▸ What is expected
Output all entries exactly; images excluded.

▸ Items from a dataset
==========
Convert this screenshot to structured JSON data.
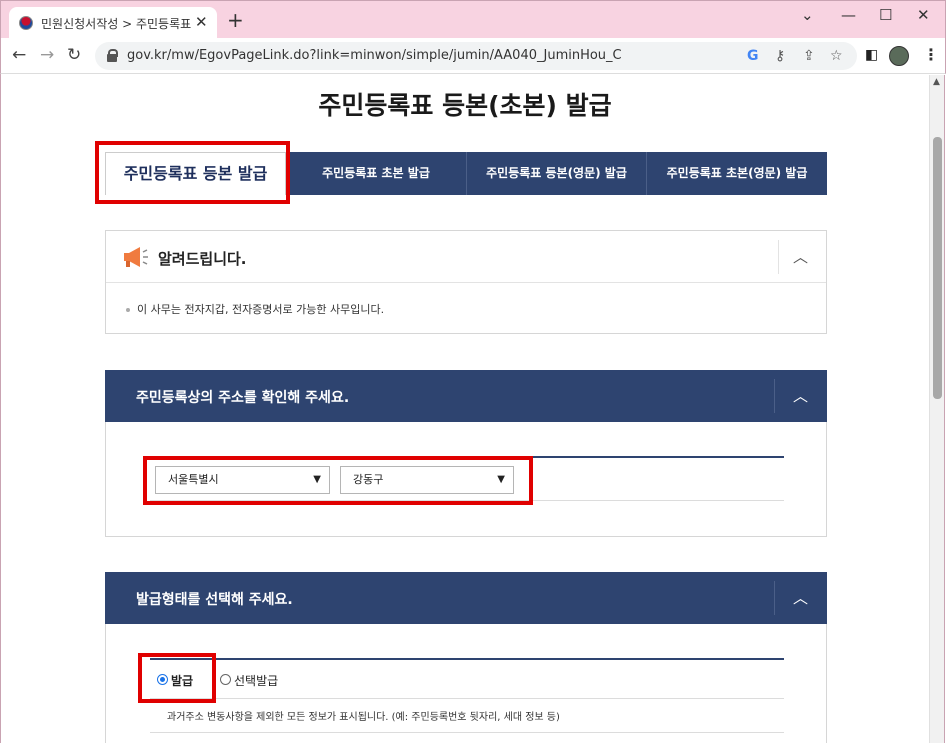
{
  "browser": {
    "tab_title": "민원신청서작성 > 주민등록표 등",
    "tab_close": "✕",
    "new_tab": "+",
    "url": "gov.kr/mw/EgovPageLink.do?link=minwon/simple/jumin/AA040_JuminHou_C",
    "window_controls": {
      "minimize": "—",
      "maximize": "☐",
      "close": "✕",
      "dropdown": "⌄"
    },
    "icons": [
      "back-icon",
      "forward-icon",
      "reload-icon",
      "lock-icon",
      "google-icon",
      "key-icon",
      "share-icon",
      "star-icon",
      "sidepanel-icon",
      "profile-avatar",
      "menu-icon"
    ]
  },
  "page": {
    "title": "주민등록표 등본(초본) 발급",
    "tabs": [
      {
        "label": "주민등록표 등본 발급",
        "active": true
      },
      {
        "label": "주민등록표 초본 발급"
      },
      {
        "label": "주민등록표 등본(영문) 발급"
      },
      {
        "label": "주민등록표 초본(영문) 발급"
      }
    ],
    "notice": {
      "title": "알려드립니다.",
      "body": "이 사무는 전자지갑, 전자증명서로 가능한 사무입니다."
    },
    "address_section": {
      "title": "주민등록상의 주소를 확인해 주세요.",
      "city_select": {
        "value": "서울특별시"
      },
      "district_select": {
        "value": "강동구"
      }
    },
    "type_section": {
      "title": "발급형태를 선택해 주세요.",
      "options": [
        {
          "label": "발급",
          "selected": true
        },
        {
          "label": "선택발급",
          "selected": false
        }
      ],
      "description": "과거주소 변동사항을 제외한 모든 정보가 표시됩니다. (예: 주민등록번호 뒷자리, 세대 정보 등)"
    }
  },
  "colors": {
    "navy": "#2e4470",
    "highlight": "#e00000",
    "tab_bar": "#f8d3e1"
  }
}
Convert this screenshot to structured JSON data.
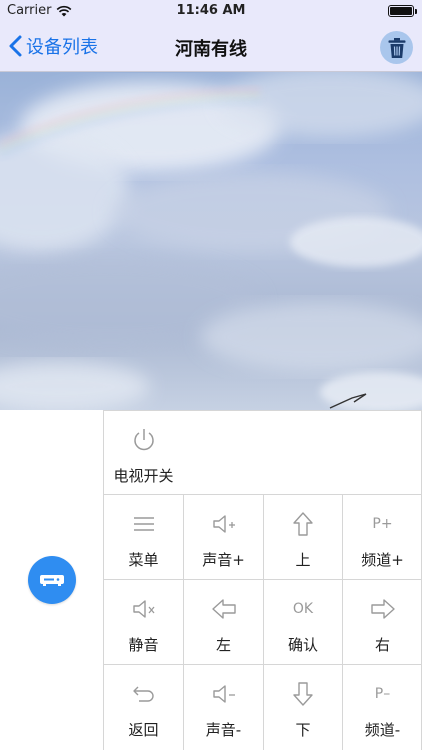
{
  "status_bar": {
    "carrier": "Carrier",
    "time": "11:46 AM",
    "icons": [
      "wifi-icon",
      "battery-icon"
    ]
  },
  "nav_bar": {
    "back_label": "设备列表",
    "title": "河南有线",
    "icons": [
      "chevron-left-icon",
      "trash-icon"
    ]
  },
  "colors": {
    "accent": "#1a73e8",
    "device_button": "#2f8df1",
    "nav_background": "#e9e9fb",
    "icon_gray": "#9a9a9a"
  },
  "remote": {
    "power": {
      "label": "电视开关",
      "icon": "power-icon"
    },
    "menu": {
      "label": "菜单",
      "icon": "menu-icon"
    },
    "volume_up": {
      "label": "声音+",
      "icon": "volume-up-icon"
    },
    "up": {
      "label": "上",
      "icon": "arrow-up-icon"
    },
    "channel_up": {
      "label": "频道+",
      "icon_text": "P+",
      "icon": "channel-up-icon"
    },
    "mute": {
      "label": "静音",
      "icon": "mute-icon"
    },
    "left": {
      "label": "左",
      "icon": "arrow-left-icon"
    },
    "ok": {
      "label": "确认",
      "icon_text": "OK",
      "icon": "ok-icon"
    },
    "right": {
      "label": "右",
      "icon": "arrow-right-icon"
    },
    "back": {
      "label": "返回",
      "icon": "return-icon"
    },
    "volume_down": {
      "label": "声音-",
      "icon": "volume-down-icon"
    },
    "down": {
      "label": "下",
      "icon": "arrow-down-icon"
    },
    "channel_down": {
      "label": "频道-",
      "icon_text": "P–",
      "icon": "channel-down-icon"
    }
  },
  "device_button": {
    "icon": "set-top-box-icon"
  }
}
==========
▸ Completed task
Convert this screenshot to structured JSON data.
{
  "browser": {
    "tab_title": "민원신청서작성 > 주민등록표 등",
    "tab_close": "✕",
    "new_tab": "+",
    "url": "gov.kr/mw/EgovPageLink.do?link=minwon/simple/jumin/AA040_JuminHou_C",
    "window_controls": {
      "minimize": "—",
      "maximize": "☐",
      "close": "✕",
      "dropdown": "⌄"
    },
    "icons": [
      "back-icon",
      "forward-icon",
      "reload-icon",
      "lock-icon",
      "google-icon",
      "key-icon",
      "share-icon",
      "star-icon",
      "sidepanel-icon",
      "profile-avatar",
      "menu-icon"
    ]
  },
  "page": {
    "title": "주민등록표 등본(초본) 발급",
    "tabs": [
      {
        "label": "주민등록표 등본 발급",
        "active": true
      },
      {
        "label": "주민등록표 초본 발급"
      },
      {
        "label": "주민등록표 등본(영문) 발급"
      },
      {
        "label": "주민등록표 초본(영문) 발급"
      }
    ],
    "notice": {
      "title": "알려드립니다.",
      "body": "이 사무는 전자지갑, 전자증명서로 가능한 사무입니다."
    },
    "address_section": {
      "title": "주민등록상의 주소를 확인해 주세요.",
      "city_select": {
        "value": "서울특별시"
      },
      "district_select": {
        "value": "강동구"
      }
    },
    "type_section": {
      "title": "발급형태를 선택해 주세요.",
      "options": [
        {
          "label": "발급",
          "selected": true
        },
        {
          "label": "선택발급",
          "selected": false
        }
      ],
      "description": "과거주소 변동사항을 제외한 모든 정보가 표시됩니다. (예: 주민등록번호 뒷자리, 세대 정보 등)"
    }
  },
  "colors": {
    "navy": "#2e4470",
    "highlight": "#e00000",
    "tab_bar": "#f8d3e1"
  }
}
Convert this screenshot to structured JSON data.
{
  "status_bar": {
    "carrier": "Carrier",
    "time": "11:46 AM",
    "icons": [
      "wifi-icon",
      "battery-icon"
    ]
  },
  "nav_bar": {
    "back_label": "设备列表",
    "title": "河南有线",
    "icons": [
      "chevron-left-icon",
      "trash-icon"
    ]
  },
  "colors": {
    "accent": "#1a73e8",
    "device_button": "#2f8df1",
    "nav_background": "#e9e9fb",
    "icon_gray": "#9a9a9a"
  },
  "remote": {
    "power": {
      "label": "电视开关",
      "icon": "power-icon"
    },
    "menu": {
      "label": "菜单",
      "icon": "menu-icon"
    },
    "volume_up": {
      "label": "声音+",
      "icon": "volume-up-icon"
    },
    "up": {
      "label": "上",
      "icon": "arrow-up-icon"
    },
    "channel_up": {
      "label": "频道+",
      "icon_text": "P+",
      "icon": "channel-up-icon"
    },
    "mute": {
      "label": "静音",
      "icon": "mute-icon"
    },
    "left": {
      "label": "左",
      "icon": "arrow-left-icon"
    },
    "ok": {
      "label": "确认",
      "icon_text": "OK",
      "icon": "ok-icon"
    },
    "right": {
      "label": "右",
      "icon": "arrow-right-icon"
    },
    "back": {
      "label": "返回",
      "icon": "return-icon"
    },
    "volume_down": {
      "label": "声音-",
      "icon": "volume-down-icon"
    },
    "down": {
      "label": "下",
      "icon": "arrow-down-icon"
    },
    "channel_down": {
      "label": "频道-",
      "icon_text": "P–",
      "icon": "channel-down-icon"
    }
  },
  "device_button": {
    "icon": "set-top-box-icon"
  }
}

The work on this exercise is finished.